_What you need to do_. Look through the records below for the word "this". Report how many lines have it, and only that number.

********

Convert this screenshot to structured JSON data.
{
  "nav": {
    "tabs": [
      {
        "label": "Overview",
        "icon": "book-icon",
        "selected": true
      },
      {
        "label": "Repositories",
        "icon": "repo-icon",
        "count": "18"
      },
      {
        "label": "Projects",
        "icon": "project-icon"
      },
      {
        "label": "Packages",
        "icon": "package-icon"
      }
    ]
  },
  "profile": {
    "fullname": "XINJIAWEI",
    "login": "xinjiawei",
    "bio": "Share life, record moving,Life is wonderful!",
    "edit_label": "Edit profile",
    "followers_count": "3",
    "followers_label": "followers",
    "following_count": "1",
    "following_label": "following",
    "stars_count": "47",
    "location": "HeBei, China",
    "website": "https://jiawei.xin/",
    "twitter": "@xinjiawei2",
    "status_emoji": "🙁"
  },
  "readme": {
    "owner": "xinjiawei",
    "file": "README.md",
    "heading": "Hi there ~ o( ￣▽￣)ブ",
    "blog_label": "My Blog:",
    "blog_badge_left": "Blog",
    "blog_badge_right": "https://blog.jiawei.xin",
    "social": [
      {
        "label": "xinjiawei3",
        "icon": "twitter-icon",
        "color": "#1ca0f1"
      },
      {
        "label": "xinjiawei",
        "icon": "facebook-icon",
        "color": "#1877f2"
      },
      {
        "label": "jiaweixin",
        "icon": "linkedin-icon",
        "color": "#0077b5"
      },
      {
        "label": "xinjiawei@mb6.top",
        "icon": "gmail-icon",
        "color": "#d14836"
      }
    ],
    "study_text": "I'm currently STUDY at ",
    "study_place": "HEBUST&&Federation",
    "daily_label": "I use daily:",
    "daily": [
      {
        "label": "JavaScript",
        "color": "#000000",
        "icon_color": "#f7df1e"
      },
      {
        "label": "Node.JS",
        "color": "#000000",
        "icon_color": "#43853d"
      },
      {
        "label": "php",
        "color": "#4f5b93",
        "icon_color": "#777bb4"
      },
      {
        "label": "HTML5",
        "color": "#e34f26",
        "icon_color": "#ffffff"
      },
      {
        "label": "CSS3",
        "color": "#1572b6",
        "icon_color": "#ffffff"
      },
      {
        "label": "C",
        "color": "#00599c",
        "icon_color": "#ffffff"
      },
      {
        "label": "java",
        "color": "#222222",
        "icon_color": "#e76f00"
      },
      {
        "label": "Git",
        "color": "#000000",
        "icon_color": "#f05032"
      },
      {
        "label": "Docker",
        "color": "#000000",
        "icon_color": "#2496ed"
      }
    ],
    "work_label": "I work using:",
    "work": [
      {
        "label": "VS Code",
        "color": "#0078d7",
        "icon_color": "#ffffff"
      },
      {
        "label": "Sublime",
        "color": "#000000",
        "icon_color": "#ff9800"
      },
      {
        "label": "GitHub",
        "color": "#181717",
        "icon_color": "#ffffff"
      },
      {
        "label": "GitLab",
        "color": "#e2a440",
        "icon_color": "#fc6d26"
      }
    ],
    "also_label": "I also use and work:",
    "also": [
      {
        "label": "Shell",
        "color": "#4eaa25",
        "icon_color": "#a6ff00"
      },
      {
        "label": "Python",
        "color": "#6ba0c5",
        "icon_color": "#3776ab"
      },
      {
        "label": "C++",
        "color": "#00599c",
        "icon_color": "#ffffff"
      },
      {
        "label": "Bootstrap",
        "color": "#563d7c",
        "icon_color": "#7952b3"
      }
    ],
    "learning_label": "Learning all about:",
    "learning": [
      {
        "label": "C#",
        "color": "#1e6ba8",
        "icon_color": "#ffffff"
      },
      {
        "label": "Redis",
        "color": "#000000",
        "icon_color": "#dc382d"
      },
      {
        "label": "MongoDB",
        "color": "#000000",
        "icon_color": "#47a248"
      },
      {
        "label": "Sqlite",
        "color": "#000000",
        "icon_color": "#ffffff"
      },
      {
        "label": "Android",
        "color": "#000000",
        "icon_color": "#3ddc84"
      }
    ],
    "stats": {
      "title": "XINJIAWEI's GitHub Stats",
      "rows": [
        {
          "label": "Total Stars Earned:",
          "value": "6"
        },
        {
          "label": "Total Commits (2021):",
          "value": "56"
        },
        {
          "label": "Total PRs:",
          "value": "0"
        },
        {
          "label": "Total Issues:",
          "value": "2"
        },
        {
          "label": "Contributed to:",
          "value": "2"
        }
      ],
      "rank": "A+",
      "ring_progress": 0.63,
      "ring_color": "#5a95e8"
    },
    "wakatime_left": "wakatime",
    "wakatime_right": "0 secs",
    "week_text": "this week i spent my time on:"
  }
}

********

_Your response_. 2